=== What the exercise asks ===
Your reply should hold the line containing "Convert this screenshot" and every later line of the records, reproduced exactly, and no other lines.

=== Given entries ===

--------------------

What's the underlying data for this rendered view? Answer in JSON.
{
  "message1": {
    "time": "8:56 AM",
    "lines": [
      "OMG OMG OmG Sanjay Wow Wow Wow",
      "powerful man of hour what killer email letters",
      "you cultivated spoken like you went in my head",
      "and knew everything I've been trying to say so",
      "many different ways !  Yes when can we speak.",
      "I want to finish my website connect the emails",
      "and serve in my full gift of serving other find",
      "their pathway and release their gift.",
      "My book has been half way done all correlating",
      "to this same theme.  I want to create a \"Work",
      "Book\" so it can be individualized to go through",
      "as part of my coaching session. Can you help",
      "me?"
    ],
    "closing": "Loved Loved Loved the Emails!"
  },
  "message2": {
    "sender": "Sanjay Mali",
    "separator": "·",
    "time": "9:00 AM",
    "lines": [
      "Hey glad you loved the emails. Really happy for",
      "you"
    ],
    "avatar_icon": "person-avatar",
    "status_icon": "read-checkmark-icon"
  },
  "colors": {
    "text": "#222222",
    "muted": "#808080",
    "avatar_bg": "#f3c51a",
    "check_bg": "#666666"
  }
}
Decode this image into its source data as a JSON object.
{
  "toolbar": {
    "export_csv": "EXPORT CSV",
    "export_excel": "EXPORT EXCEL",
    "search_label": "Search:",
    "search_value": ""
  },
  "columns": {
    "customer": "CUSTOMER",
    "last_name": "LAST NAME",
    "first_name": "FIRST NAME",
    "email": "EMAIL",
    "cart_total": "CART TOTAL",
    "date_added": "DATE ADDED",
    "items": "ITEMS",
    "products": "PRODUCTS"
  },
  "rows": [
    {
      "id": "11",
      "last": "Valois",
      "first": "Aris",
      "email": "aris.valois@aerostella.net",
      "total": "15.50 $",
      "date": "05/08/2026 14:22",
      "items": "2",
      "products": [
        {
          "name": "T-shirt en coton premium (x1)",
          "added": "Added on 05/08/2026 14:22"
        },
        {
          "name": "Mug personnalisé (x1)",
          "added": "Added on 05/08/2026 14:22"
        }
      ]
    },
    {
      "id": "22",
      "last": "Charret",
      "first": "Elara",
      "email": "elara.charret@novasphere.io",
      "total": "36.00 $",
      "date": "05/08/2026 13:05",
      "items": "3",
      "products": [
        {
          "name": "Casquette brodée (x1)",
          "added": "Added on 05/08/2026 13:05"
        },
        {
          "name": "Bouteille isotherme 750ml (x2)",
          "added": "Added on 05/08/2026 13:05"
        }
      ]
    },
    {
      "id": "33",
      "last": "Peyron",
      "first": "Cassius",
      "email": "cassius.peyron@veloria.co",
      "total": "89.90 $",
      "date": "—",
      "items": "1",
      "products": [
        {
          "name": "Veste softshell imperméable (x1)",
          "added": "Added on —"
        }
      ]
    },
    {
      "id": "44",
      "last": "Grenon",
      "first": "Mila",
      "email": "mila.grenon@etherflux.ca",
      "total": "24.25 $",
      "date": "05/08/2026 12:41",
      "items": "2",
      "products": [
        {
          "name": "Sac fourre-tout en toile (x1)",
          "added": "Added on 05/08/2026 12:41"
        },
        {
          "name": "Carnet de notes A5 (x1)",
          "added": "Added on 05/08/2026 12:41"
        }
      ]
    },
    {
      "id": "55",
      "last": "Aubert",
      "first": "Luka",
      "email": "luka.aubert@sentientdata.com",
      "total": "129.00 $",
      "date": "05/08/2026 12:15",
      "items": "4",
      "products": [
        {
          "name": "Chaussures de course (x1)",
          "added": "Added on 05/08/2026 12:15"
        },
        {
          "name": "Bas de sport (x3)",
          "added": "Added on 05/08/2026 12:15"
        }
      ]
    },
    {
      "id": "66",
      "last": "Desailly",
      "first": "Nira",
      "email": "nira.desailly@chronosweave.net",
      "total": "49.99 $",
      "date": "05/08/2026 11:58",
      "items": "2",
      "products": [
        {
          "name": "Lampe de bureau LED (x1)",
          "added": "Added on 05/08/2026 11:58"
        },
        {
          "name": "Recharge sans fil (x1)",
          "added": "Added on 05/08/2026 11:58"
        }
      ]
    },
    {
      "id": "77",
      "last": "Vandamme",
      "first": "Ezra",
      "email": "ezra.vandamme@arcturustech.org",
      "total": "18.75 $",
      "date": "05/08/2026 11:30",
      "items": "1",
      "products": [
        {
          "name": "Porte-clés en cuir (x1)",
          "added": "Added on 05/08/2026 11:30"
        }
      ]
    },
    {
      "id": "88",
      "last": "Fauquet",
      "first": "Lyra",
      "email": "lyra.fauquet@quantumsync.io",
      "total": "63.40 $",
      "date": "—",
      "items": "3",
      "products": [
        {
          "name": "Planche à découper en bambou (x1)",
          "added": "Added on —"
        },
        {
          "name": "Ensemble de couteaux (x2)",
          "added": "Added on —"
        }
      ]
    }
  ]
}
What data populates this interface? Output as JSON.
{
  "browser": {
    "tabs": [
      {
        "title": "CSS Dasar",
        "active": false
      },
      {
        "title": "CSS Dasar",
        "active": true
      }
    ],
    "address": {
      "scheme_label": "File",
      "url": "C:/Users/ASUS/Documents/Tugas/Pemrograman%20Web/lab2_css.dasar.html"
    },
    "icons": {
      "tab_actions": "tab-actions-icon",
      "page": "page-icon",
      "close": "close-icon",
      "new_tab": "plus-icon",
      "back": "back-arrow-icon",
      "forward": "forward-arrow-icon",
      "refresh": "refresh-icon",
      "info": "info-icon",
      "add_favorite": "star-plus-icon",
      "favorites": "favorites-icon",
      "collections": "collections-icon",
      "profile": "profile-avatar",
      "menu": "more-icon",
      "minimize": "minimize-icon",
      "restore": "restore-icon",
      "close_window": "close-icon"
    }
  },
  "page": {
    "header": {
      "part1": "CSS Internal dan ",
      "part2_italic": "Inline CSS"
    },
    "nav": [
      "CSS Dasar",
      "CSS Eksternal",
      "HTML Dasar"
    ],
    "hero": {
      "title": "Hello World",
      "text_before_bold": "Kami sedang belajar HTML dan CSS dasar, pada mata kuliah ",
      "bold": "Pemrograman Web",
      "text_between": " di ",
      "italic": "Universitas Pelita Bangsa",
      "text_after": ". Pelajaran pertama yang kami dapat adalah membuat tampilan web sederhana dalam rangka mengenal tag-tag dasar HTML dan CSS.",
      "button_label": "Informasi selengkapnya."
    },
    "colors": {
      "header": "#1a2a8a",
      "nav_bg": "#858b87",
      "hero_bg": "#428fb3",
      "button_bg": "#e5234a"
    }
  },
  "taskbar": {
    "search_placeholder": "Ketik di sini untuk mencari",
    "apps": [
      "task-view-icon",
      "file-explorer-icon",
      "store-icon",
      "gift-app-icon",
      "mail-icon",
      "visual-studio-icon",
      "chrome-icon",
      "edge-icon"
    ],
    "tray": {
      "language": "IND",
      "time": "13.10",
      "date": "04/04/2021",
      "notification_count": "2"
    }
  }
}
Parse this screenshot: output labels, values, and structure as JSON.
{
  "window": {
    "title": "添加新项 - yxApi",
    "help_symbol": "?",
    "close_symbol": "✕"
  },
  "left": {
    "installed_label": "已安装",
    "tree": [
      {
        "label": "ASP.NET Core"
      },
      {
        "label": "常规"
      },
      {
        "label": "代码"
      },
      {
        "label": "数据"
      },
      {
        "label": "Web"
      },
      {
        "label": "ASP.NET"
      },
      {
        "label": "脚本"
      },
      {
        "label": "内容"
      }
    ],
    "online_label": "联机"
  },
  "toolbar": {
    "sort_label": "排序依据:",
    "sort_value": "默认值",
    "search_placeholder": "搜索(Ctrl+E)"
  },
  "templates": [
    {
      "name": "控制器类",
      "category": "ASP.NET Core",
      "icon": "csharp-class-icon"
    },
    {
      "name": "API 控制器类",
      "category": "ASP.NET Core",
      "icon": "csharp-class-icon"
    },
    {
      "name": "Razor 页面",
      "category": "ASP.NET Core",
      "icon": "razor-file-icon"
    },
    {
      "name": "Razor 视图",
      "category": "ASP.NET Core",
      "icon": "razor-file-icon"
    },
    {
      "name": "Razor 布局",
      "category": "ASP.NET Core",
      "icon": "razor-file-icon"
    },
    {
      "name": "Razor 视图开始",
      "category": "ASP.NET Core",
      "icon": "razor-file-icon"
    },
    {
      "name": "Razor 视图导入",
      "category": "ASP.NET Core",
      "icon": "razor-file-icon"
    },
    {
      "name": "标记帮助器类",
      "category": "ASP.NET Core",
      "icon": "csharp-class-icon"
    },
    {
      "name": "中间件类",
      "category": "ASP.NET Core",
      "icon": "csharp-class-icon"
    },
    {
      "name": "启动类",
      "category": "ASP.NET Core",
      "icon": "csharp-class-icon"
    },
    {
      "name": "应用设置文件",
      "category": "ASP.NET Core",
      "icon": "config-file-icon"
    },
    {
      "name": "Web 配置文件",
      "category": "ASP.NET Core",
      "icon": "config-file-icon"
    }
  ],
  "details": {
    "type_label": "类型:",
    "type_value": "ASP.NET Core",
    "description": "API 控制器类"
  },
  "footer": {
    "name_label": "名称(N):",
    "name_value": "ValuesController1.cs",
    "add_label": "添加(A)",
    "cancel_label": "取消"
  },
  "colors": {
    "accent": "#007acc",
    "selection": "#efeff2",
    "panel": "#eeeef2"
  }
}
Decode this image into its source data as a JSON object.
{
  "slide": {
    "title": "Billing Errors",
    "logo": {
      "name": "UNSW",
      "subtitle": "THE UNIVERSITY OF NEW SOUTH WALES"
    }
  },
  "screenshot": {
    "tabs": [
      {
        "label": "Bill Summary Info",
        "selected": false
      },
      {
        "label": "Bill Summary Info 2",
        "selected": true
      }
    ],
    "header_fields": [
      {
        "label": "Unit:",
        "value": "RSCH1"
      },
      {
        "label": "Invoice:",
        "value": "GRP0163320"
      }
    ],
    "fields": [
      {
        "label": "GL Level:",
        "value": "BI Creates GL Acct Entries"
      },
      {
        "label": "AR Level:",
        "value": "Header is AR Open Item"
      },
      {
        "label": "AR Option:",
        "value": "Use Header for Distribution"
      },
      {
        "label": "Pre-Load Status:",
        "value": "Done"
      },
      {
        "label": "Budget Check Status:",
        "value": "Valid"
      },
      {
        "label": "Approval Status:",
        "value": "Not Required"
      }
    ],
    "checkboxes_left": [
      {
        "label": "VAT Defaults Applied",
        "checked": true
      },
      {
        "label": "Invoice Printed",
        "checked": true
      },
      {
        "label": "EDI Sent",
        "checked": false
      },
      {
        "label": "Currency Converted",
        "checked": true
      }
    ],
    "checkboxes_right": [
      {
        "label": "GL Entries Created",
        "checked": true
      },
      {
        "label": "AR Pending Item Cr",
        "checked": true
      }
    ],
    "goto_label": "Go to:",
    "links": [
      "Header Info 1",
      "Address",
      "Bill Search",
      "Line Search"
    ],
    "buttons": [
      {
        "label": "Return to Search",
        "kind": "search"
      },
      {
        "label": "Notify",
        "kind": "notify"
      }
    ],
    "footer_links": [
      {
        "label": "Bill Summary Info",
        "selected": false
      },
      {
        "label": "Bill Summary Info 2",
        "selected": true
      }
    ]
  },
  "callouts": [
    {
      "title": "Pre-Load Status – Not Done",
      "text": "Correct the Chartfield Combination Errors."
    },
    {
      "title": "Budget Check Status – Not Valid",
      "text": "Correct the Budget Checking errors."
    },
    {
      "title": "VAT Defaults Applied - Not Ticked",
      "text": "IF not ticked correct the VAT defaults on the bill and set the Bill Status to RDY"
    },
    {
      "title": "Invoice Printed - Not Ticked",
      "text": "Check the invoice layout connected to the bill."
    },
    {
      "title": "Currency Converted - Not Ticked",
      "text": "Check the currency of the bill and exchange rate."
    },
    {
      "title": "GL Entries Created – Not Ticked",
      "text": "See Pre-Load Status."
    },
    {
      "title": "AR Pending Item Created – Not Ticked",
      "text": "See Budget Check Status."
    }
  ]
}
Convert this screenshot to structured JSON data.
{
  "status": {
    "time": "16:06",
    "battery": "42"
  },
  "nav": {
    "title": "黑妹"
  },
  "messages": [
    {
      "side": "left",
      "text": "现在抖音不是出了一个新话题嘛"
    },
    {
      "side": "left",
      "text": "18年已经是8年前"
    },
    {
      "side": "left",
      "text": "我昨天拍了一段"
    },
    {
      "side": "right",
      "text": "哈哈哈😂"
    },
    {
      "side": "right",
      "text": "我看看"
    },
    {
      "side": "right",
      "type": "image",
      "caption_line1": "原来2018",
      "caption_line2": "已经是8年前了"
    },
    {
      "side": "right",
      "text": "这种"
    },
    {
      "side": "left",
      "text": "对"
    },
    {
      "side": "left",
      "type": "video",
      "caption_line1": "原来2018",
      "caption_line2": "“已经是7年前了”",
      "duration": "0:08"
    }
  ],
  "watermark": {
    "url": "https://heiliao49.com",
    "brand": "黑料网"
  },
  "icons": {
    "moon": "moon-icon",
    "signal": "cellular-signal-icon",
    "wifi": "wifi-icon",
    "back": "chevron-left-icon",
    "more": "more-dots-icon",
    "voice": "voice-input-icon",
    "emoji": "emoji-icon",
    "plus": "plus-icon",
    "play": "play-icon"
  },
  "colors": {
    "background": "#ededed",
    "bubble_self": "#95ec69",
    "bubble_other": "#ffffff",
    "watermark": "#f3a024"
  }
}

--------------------

=== Exercise solution ===
Convert this screenshot to structured JSON data.
{
  "status": {
    "time": "16:06",
    "battery": "42"
  },
  "nav": {
    "title": "黑妹"
  },
  "messages": [
    {
      "side": "left",
      "text": "现在抖音不是出了一个新话题嘛"
    },
    {
      "side": "left",
      "text": "18年已经是8年前"
    },
    {
      "side": "left",
      "text": "我昨天拍了一段"
    },
    {
      "side": "right",
      "text": "哈哈哈😂"
    },
    {
      "side": "right",
      "text": "我看看"
    },
    {
      "side": "right",
      "type": "image",
      "caption_line1": "原来2018",
      "caption_line2": "已经是8年前了"
    },
    {
      "side": "right",
      "text": "这种"
    },
    {
      "side": "left",
      "text": "对"
    },
    {
      "side": "left",
      "type": "video",
      "caption_line1": "原来2018",
      "caption_line2": "“已经是7年前了”",
      "duration": "0:08"
    }
  ],
  "watermark": {
    "url": "https://heiliao49.com",
    "brand": "黑料网"
  },
  "icons": {
    "moon": "moon-icon",
    "signal": "cellular-signal-icon",
    "wifi": "wifi-icon",
    "back": "chevron-left-icon",
    "more": "more-dots-icon",
    "voice": "voice-input-icon",
    "emoji": "emoji-icon",
    "plus": "plus-icon",
    "play": "play-icon"
  },
  "colors": {
    "background": "#ededed",
    "bubble_self": "#95ec69",
    "bubble_other": "#ffffff",
    "watermark": "#f3a024"
  }
}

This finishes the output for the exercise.